Work to be completed: Identify all lines below that hold "JSON" and collect them.

Input data: Begin

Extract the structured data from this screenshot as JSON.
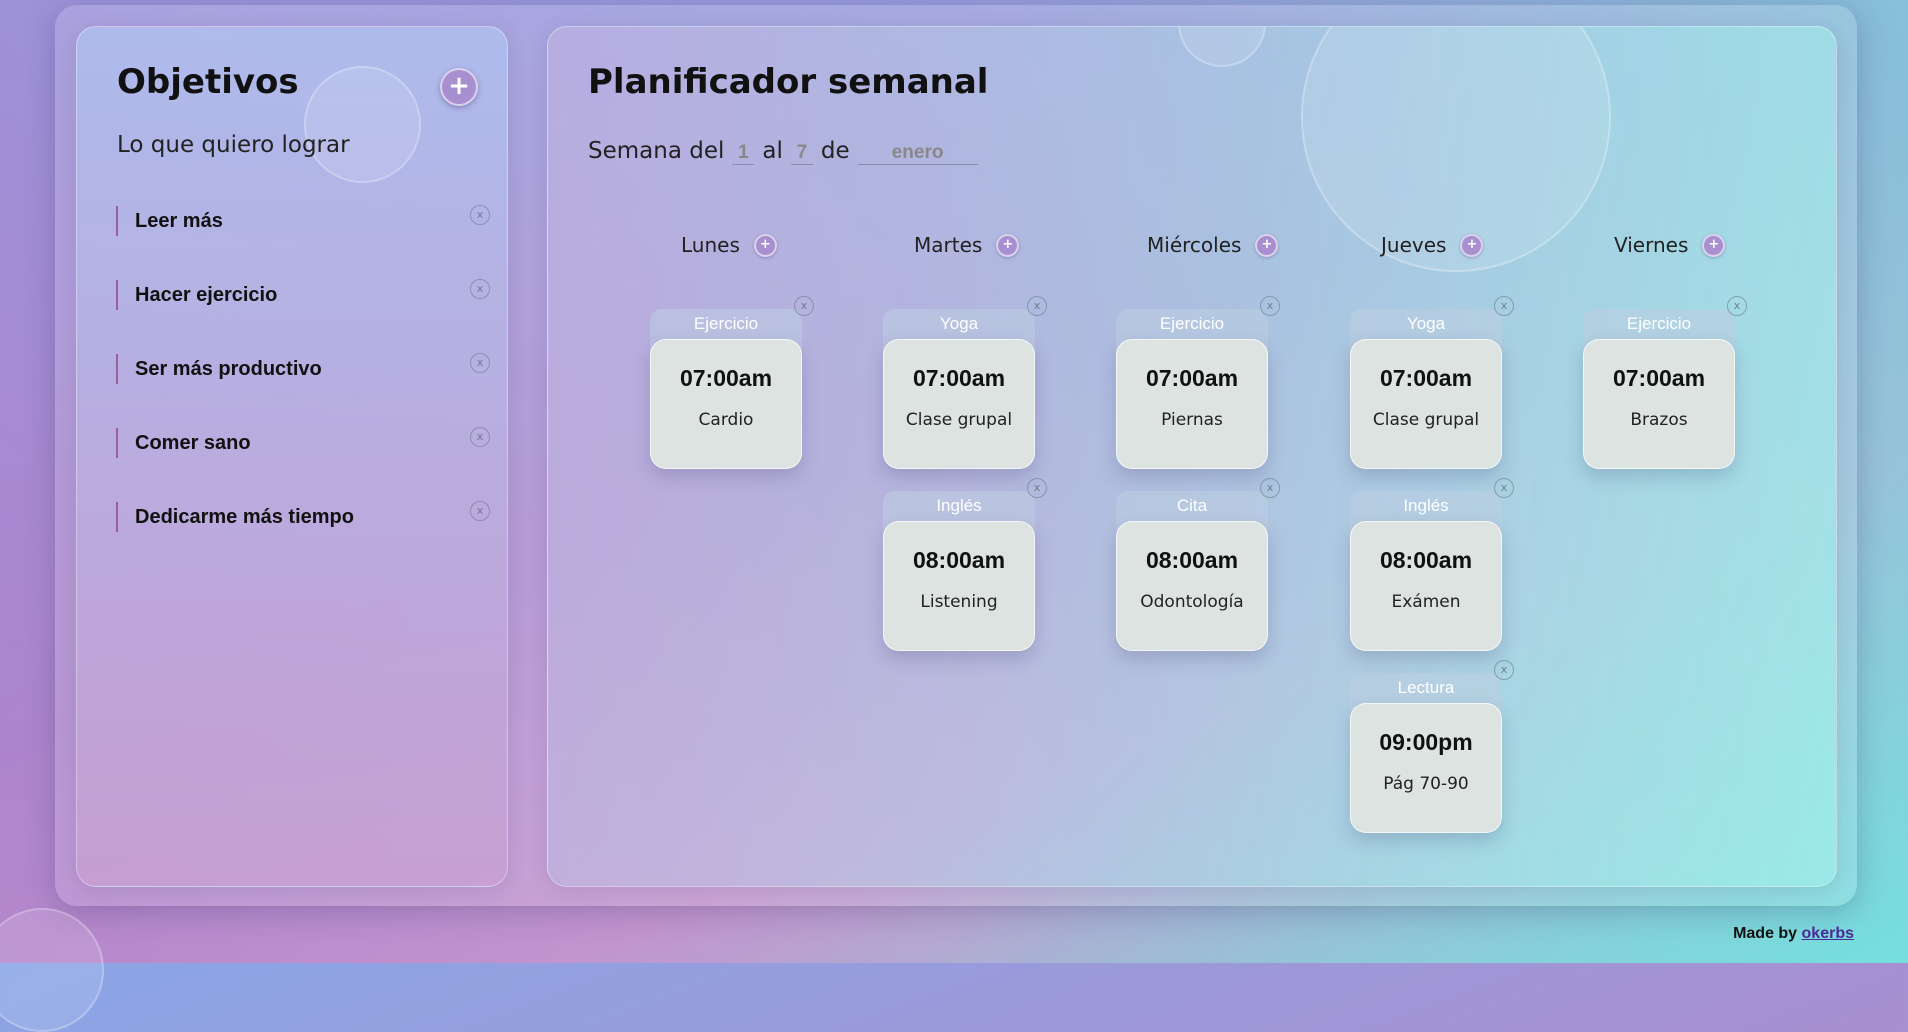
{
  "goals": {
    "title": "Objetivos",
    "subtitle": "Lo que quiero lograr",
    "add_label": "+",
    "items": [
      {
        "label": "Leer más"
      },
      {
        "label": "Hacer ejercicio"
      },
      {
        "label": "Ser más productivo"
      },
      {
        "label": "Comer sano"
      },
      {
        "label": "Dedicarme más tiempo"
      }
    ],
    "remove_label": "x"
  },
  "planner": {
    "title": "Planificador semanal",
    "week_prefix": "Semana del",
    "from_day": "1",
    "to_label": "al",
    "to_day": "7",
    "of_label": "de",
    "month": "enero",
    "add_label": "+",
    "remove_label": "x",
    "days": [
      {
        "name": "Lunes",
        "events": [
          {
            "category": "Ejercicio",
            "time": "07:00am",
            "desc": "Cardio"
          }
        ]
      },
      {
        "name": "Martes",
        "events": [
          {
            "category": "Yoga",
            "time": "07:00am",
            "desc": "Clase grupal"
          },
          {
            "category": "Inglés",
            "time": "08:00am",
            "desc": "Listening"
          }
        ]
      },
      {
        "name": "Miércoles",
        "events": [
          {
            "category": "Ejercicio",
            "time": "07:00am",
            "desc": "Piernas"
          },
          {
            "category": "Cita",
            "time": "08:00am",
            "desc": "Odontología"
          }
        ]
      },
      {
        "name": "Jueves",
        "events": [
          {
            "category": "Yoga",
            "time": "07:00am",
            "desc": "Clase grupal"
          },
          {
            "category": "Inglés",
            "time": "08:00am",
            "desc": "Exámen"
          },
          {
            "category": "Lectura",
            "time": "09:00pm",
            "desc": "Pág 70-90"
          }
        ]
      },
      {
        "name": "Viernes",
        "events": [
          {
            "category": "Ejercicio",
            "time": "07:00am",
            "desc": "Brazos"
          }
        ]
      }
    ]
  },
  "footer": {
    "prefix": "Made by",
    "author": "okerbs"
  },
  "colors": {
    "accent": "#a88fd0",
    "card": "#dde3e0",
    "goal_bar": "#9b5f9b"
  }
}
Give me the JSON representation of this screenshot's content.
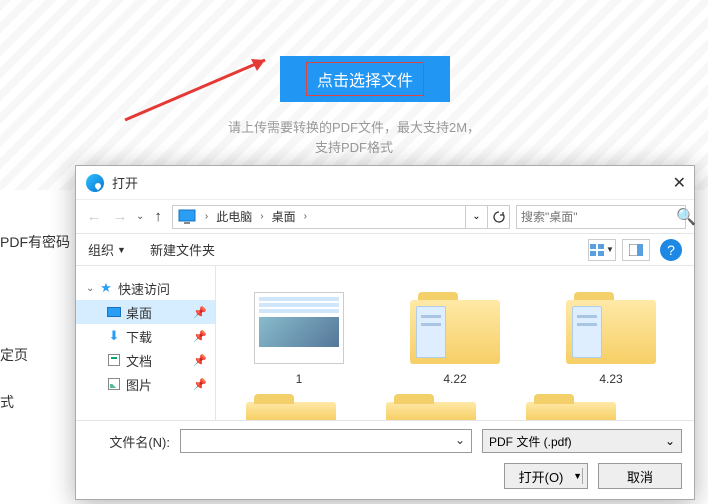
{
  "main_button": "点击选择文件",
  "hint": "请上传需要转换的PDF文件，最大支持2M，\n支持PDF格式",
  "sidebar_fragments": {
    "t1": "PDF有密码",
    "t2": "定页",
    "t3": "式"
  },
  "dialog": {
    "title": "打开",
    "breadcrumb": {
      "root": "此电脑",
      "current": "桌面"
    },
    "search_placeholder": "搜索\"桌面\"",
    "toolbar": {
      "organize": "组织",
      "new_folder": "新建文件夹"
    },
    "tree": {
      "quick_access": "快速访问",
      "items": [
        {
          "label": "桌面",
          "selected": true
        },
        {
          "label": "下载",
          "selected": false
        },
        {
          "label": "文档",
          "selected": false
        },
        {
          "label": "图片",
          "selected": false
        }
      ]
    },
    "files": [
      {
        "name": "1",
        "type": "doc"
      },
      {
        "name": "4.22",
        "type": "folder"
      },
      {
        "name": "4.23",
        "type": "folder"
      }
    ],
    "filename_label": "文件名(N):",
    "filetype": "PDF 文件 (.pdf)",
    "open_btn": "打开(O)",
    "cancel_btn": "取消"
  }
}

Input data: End

Finished exercise:
Extract the structured data from this screenshot as JSON.
Give me the JSON representation of this screenshot's content.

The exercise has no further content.